• INFORMATION:
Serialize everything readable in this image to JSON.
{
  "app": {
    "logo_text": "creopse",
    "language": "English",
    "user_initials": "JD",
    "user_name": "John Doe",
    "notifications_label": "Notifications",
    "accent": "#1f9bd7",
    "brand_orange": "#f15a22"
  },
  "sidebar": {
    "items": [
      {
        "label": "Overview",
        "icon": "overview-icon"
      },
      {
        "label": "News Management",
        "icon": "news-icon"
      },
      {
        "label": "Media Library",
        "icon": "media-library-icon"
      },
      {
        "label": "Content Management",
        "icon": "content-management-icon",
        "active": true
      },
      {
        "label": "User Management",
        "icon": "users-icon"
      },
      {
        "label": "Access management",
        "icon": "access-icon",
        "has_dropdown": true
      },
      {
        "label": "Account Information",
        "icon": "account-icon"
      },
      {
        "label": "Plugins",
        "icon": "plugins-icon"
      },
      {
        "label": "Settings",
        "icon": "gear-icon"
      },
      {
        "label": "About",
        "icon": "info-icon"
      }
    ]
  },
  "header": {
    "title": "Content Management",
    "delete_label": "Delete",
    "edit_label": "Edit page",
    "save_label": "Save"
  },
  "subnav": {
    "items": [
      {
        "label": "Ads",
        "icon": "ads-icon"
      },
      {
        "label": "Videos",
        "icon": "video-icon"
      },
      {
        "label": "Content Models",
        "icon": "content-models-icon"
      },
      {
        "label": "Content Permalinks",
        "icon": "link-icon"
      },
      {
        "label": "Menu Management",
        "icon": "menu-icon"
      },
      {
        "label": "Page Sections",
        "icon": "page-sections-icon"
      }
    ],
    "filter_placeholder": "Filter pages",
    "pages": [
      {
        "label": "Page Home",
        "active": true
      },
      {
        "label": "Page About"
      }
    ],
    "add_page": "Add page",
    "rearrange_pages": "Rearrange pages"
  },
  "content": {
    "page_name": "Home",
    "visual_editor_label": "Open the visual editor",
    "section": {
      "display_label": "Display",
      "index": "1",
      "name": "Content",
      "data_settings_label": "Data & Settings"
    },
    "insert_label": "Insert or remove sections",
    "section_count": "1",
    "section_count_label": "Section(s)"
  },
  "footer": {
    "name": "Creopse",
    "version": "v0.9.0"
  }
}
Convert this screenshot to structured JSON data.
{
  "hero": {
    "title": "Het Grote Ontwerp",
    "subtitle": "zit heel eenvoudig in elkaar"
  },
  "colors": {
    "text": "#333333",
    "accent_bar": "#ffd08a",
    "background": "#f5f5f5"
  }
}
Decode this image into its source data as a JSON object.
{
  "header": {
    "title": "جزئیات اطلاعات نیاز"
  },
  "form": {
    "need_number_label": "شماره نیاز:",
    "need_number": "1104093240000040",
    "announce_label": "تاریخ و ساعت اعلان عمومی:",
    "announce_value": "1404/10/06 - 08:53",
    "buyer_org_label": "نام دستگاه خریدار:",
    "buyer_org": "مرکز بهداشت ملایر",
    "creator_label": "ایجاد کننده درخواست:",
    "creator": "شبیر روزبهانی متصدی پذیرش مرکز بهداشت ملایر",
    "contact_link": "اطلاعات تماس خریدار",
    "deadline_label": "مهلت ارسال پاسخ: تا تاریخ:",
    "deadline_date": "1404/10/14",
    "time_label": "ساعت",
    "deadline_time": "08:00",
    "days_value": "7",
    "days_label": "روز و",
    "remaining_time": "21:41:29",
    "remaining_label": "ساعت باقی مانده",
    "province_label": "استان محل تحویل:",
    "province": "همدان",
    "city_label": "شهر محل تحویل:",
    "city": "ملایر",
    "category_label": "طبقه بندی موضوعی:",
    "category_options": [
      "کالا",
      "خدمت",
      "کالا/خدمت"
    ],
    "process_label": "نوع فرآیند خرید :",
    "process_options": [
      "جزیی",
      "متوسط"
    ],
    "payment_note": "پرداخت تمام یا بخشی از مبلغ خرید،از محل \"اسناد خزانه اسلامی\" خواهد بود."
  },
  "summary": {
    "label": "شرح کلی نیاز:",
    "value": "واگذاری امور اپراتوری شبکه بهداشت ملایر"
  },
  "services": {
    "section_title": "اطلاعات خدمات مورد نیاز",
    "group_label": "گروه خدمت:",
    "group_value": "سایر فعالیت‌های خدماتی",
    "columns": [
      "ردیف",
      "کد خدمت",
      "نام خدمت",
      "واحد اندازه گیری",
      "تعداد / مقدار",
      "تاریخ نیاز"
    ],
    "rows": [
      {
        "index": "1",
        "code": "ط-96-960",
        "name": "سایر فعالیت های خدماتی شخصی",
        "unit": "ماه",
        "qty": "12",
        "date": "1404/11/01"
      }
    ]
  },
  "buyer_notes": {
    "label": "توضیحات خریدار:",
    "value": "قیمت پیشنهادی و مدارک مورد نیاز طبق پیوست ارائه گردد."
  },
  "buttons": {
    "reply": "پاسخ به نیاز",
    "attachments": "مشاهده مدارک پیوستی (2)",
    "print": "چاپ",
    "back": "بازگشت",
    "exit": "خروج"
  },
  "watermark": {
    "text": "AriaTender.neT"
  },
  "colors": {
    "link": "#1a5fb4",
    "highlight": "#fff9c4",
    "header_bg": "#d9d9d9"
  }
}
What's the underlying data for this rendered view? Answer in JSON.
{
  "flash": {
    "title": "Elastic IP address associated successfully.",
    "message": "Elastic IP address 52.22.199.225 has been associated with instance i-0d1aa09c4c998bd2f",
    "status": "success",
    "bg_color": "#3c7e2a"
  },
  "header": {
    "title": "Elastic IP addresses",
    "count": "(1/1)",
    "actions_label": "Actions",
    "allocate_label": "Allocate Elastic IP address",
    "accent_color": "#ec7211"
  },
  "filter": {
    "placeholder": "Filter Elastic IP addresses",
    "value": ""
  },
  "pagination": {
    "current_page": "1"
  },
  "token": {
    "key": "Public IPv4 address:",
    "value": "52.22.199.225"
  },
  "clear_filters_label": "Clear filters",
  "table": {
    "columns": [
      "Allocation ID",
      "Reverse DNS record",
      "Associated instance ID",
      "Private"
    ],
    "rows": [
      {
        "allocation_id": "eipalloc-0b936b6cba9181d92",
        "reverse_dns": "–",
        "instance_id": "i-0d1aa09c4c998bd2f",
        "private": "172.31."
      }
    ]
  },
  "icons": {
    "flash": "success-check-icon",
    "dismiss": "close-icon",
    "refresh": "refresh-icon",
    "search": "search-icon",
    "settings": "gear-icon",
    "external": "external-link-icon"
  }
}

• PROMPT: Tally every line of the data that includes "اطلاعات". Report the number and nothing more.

• SOLUTION TO THIS EXERCISE: 3